Description of the task: Which of the lines below contain the string "background"? Copy each one.

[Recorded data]
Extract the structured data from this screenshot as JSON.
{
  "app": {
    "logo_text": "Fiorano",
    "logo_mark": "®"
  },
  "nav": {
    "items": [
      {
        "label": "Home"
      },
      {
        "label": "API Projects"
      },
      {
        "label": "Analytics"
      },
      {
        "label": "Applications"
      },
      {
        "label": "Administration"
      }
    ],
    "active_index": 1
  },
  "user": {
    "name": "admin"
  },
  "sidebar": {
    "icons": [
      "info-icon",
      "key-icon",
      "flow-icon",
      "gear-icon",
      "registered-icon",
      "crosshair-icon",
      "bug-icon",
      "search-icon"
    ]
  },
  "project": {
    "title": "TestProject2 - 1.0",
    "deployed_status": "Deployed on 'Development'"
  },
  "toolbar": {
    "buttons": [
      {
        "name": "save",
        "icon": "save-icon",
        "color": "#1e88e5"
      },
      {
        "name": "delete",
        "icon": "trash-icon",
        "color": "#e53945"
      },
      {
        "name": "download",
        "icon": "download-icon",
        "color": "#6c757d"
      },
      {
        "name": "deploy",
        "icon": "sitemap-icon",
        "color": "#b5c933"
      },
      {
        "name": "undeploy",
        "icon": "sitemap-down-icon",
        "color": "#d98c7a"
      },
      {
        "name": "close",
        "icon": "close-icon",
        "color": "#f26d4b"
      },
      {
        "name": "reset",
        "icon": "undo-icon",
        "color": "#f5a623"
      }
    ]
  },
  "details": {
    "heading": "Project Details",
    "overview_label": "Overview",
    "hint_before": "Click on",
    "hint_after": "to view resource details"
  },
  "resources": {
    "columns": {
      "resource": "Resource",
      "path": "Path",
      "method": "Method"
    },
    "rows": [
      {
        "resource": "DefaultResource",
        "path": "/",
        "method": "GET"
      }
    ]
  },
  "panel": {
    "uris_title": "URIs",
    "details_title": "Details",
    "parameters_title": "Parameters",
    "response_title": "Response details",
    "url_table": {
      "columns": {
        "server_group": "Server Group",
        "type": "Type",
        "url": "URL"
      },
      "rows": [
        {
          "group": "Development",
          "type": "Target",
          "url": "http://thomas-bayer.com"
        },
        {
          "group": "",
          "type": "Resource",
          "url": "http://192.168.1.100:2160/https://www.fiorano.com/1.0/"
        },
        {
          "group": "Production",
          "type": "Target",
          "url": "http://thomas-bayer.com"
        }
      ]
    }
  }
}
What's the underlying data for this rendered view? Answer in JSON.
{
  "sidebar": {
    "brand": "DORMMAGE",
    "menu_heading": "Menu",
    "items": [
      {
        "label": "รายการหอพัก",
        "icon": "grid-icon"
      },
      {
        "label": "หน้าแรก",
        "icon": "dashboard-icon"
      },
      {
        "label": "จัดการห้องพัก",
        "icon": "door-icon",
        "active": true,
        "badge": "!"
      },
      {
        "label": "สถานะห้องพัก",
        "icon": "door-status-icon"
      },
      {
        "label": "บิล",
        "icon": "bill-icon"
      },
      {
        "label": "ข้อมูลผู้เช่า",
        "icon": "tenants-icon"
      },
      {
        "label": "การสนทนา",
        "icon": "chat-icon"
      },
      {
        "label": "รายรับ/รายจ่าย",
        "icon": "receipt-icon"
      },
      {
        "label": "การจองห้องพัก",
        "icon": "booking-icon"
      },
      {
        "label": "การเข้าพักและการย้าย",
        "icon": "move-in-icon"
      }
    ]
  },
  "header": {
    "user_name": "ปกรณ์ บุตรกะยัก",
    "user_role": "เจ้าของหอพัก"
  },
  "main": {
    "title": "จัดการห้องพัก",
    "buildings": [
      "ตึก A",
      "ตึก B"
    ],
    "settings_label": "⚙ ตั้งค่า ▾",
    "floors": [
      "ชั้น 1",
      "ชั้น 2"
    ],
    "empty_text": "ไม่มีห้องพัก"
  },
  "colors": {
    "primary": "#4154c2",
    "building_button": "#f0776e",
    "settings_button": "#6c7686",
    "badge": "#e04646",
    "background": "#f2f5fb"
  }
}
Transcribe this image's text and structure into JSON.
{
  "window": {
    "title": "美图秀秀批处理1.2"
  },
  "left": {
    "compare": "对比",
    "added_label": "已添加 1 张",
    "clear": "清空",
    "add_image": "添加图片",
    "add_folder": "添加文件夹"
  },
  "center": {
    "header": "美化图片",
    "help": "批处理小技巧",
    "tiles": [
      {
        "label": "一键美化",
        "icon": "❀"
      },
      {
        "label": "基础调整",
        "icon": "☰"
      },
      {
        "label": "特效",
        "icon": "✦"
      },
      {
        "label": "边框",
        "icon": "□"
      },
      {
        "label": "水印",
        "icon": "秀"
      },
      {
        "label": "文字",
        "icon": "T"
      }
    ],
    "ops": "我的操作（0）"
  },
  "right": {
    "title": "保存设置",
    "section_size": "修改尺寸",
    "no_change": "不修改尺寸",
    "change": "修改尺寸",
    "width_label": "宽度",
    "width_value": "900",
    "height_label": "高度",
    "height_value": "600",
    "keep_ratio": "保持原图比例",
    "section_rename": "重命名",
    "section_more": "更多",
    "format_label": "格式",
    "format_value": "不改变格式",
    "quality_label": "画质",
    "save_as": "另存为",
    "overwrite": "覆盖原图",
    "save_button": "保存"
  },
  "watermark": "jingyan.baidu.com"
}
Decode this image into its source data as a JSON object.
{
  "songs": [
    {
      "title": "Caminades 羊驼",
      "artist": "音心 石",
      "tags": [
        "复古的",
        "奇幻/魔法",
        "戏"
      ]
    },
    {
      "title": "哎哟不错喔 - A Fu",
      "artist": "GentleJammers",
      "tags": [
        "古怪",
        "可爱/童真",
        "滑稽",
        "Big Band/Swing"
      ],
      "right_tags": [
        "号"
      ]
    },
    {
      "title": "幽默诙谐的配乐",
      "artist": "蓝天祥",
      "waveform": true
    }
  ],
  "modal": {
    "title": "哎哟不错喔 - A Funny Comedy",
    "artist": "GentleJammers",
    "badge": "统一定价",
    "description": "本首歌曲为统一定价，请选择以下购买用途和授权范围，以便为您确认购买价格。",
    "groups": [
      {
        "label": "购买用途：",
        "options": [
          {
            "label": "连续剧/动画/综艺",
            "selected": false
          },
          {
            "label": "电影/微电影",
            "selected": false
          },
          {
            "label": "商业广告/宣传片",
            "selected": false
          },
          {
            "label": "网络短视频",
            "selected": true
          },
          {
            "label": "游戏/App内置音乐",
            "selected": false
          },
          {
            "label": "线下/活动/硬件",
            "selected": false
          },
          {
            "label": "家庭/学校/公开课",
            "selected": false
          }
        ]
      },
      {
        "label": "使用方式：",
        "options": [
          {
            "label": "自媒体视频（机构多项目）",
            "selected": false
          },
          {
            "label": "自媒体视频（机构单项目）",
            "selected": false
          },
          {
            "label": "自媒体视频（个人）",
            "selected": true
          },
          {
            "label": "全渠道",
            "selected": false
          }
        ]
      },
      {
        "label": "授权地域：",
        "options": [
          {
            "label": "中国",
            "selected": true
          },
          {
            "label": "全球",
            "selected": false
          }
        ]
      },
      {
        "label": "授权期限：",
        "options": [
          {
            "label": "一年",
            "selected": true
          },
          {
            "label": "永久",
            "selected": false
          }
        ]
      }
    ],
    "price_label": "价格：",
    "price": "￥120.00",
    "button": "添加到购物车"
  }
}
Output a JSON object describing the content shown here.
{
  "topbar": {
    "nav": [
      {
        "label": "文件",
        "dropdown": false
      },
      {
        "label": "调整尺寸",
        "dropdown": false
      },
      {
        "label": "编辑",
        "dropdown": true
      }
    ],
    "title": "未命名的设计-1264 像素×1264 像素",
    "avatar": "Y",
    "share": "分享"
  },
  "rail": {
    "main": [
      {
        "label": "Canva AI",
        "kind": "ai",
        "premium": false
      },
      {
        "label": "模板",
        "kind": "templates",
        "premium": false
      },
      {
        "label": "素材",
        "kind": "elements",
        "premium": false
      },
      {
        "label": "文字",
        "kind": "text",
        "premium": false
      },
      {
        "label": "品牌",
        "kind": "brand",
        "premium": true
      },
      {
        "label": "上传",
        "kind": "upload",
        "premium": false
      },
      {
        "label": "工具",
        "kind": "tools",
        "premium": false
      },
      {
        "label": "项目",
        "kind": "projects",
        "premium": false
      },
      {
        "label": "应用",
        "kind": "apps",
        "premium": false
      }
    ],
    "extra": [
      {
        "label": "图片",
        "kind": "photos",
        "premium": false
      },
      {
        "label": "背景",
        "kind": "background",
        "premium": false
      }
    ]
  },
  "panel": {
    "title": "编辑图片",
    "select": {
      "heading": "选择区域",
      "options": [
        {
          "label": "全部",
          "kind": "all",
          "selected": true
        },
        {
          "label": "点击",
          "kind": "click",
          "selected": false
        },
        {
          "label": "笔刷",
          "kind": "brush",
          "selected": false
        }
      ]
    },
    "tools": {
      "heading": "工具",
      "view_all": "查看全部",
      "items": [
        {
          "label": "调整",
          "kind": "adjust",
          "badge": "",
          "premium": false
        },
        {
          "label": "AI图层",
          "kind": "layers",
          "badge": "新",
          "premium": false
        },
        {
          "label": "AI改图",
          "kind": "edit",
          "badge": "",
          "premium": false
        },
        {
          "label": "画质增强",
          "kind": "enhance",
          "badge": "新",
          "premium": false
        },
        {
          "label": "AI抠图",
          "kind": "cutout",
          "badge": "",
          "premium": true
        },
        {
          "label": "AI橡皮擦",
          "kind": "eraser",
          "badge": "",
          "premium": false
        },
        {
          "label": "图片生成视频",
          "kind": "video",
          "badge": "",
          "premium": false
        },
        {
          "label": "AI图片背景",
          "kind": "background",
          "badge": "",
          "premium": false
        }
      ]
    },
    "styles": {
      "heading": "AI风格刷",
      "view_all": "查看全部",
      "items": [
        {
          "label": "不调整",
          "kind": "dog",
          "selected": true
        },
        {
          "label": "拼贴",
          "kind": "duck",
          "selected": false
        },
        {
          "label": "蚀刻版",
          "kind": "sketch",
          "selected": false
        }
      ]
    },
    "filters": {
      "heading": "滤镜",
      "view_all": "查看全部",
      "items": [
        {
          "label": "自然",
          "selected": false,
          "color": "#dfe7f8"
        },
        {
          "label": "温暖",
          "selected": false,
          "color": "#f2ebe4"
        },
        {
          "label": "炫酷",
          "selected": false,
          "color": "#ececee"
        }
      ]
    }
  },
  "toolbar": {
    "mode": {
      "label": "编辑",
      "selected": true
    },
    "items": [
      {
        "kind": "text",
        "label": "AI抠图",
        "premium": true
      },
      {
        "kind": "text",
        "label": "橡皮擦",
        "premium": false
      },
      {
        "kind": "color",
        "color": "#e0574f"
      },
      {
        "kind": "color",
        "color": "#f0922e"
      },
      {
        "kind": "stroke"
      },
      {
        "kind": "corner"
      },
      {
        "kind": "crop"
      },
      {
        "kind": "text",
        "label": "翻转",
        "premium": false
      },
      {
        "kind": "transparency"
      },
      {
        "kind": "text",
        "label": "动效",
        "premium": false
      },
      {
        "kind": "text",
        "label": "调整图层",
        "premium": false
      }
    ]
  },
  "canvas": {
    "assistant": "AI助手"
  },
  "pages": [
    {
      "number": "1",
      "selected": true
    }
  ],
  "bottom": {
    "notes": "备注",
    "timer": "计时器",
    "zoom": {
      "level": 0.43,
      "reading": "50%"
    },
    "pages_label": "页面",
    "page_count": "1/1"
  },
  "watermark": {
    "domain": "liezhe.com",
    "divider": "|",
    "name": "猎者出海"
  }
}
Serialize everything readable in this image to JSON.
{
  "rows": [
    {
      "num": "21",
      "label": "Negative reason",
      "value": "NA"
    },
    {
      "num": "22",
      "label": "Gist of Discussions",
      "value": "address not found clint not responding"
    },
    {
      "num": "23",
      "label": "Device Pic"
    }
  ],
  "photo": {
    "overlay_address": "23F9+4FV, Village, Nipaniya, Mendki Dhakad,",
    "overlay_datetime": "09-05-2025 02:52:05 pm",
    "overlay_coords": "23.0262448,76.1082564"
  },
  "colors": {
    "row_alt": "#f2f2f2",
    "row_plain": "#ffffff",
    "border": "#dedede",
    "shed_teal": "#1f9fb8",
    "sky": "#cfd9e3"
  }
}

Your solution:
    "background": "#f2f5fb"
        "kind": "background",
          "kind": "background",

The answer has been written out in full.